Growth in employment has moderated over recent months and the unemployment rate has held steady at 5 per cent. Most leading indicators suggest further growth in employment, though most likely at a slower pace than in 2010. Reports of skills shortages remain confined, at this point, to the resources and related sectors. After the significant decline in 2009, growth in wages has returned to rates seen prior to the downturn.
Inflation is consistent with the medium-term objective of monetary policy, having declined significantly from its peak in 2008. These moderate outcomes are being assisted by the high level of the exchange rate, the earlier decline in wages growth and strong competition in some key markets, which have worked to offset large rises in utilities prices. Production losses due to weather are temporarily raising prices for some agricultural produce, which will boost the March quarter CPI, but these prices should fall back later in the year. Overall, looking through these temporary effects, the Bank expects that inflation over the year ahead will continue to be consistent with the2–3 per cent target.
At today's meeting, the Board judged that the current mildly restrictive stance of monetary policy remained appropriate in view of the general macroeconomic outlook.

Monday, April 4, 2011

Perhaps GetUp is not the right mechanism for Buyer's strike

As mentioned recently by the advocate organisation GetUp, they have not yet decided to develop the Buyer's Strike beyond the idea stage. This is understandable as there are people who fund GetUp assuming that the organisation will support their particular interests. The "suggestion box" from which the Buyer's Strike emerged is, after all, GetUp's suggestion box. Whilst many people have supported this and joined GetUp to vote for the idea, they have their constituents to look after.

So what does that mean? 
It would seem that many first homebuyers hoping that GetUp would be the vehicle for their protests are feeling a little disappointed. For HomeInPerth, we continue to keep first homebuyers informed of the developments in the Real Estate market in Perth (and consequently around Australia as well). The best action we can take is:

Share information The problem that has been highlighted by the Buyers Strike campaign is the lack of information that people have when making decisions. If you know of tips, warnings or advice, feel free to leave comments here for others to benefit from.

Don't Rush The oldest trick in the book for sales people is to rush you into a decision. Its when we rush that we make stupid decisions. Remember, buying a house or dwelling is a decision that will affect your bank account for the next 30 years so it is a decision worth taking your time to think it through.

Increase Awareness Get to know your MPs and most likely this will be the first time that you email or write to them but it's definitely worth the time to do it. Also, pass on websites and blogs such as ours to your friends and other homebuyers to increase people's awareness about the issue of Housing.
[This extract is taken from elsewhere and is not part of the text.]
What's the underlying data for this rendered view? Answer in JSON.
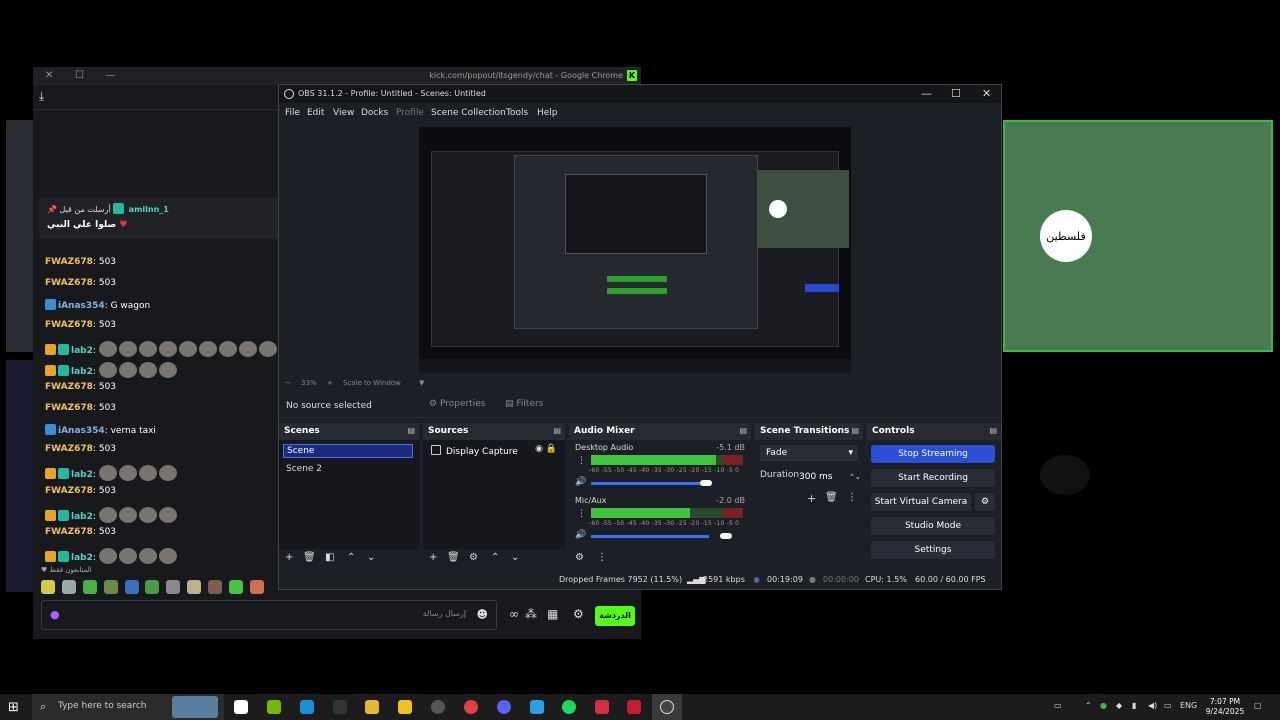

It's time we raised the stakes.

What will you do?

Most Read Posts